 Bell Irvin Wiley is commonly credited with founding the study of the Civil War soldier’s experience, with The Life of Johnny Reb: The Common Soldier of the Confederacy (1943) and The Life of Billy Yank: The Common Soldier of the Union (1952). Recent works have centered on Union discipline, namely Lorien Foote’s The Gentlemen and the Roughs: Violence, Honor, and Manhood in the Union Army (2010) and Steven J. Ramold’s Baring the Iron Hand: Discipline in the Union Army (2010). Barton C. Myers notes that the increased interest in military policy toward civilians and guerrillas reflects modern-day concerns about the nature of warfare in Iraq and Afghanistan. See Barton C. Myers, “The Future of Civil War Era Studies: Military History,” The Journal of the Civil War Era 2 (2012): 2, http://journalofthecivilwarera.org/wp-content/uploads/2012/02/Final-Myers.pdf. For notable treatments, see Mark Grimsley’s The Hard Hand of War: Union Military Policy Toward Southern Civilians, 1861-1865 (1995), Robert R. Mackey’s The Uncivil War: Irregular Warfare in the Upper South, 1861-1865 (2004), Mark E. Neely, Jr.’s The Civil War and the Limits of Destruction (2007), and Daniel E. Sutherland’s A Savage Conflict: The Decisive Role of Guerrillas in the American Civil War (2013).
 Earl J. Hess, “Rejuvenating Civil War Military History: A New Take on Infantry Tactics,” The Journal of the Civil War Era 7 (2017): 168-169.
 Mark Grimsley, “Why Military History Sucks,” November 1996, http://warhistorian.blogspot.com/2016/06/
 Russell F. Weigley, A Great Civil War: A Military and Political History, 1861-1865 (Bloomington: Indiana University Press, 2000), xxii.

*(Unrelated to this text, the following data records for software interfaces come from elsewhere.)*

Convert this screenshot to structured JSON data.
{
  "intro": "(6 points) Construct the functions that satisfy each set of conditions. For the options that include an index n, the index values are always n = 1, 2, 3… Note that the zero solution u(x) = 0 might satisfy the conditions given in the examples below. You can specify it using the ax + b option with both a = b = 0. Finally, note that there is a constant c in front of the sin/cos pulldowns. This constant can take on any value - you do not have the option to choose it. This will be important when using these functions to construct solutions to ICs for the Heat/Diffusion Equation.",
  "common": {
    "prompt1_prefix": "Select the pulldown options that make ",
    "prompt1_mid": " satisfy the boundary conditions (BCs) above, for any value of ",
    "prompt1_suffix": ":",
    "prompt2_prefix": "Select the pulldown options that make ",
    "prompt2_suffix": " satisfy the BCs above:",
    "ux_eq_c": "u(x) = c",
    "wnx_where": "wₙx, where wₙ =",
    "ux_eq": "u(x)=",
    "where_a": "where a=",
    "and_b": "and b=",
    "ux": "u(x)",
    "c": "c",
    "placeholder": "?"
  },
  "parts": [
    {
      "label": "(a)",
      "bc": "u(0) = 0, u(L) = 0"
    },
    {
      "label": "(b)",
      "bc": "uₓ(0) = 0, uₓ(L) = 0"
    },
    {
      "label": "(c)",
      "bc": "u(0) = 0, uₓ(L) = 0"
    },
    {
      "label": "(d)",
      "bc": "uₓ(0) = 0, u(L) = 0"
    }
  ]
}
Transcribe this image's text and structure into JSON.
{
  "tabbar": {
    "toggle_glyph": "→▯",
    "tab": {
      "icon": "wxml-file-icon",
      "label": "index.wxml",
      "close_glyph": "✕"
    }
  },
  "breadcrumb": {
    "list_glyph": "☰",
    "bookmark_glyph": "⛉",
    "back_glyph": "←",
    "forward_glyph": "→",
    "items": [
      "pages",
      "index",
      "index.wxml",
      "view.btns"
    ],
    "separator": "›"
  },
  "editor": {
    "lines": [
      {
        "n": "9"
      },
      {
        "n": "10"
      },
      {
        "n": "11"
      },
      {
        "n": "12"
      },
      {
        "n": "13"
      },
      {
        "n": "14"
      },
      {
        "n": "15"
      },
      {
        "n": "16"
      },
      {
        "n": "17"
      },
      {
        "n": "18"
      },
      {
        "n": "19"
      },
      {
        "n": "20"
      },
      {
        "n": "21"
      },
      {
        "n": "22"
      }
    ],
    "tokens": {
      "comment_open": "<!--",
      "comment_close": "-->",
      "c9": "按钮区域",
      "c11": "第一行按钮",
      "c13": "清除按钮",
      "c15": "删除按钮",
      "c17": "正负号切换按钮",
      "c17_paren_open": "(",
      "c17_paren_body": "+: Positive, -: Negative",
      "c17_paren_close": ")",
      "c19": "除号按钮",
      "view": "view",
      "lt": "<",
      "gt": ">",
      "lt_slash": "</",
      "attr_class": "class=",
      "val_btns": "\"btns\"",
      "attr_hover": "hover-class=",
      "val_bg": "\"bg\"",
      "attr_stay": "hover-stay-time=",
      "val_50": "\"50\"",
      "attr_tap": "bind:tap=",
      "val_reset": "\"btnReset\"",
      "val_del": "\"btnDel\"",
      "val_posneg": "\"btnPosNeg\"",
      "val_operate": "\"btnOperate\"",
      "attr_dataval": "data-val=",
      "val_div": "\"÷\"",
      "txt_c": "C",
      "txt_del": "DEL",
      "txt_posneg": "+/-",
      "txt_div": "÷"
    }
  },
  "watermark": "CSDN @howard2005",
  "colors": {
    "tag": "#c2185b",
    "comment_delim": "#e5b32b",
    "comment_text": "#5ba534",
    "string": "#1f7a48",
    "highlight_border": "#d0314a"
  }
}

 Stephen W. Sears, Lincoln’s Lieutenants: The High Command of the Army of the Potomac (Boston: Houghton Mifflin Harcourt, 2017), viii.
 Ibid., ix.
 Ibid., 38.
 Sears, Lincoln’s Lieutenants, 82.
 Ibid. 187.
 Sears, Lincoln’s Lieutenants, 230.
 Ibid., 339.
 Ibid., 355.
 Ibid., 415.
 Ibid., 437.
 Sears, Lincoln’s Lieutenants, 479-480.
 Ibid., 497.
 For assertions that Meade wrongfully delayed after Gettysburg, see Donald Stoker’s The Grand Design: Strategy and the U.S. Civil War (2010), Allen C. Guelzo’s Gettysburg: The Last Invasion (2013), as well as Gary W. Gallagher and Joan Waugh’s The American War: A History of the Civil War Era (2015). For arguments emphasizing his difficulties in launching a post-battle offensive, see James M. McPherson’s Battle Cry of Freedom (1988), Weigley’s A Great Civil War, Earl J. Hess’s Pickett’s Charge: The Last Attack at Gettysburg (2001), as well as Williamson Murray and Wayne Wei-siang Hsieh’s A Savage War: A Military History of the Civil War (2016).
 Weigley, A Great Civil War, 62.
 Sears, Lincoln’s Lieutenants, 625.
 Ibid., 663.
 Ibid., 746.
 John Lynn, Battle: A History of Combat and Culture (Boulder: Westview Press, 2013), xiv.
 Adrian R. Lewis, The American Culture of War: The History of U.S. Military Force from World War II to Operation Iraqi Freedom (New York: Routledge, 2007), 384.
 Sears, Lincoln’s Lieutenants, 139.
 Ibid., 757.
 Sears, Lincoln’s Lieutenants, 758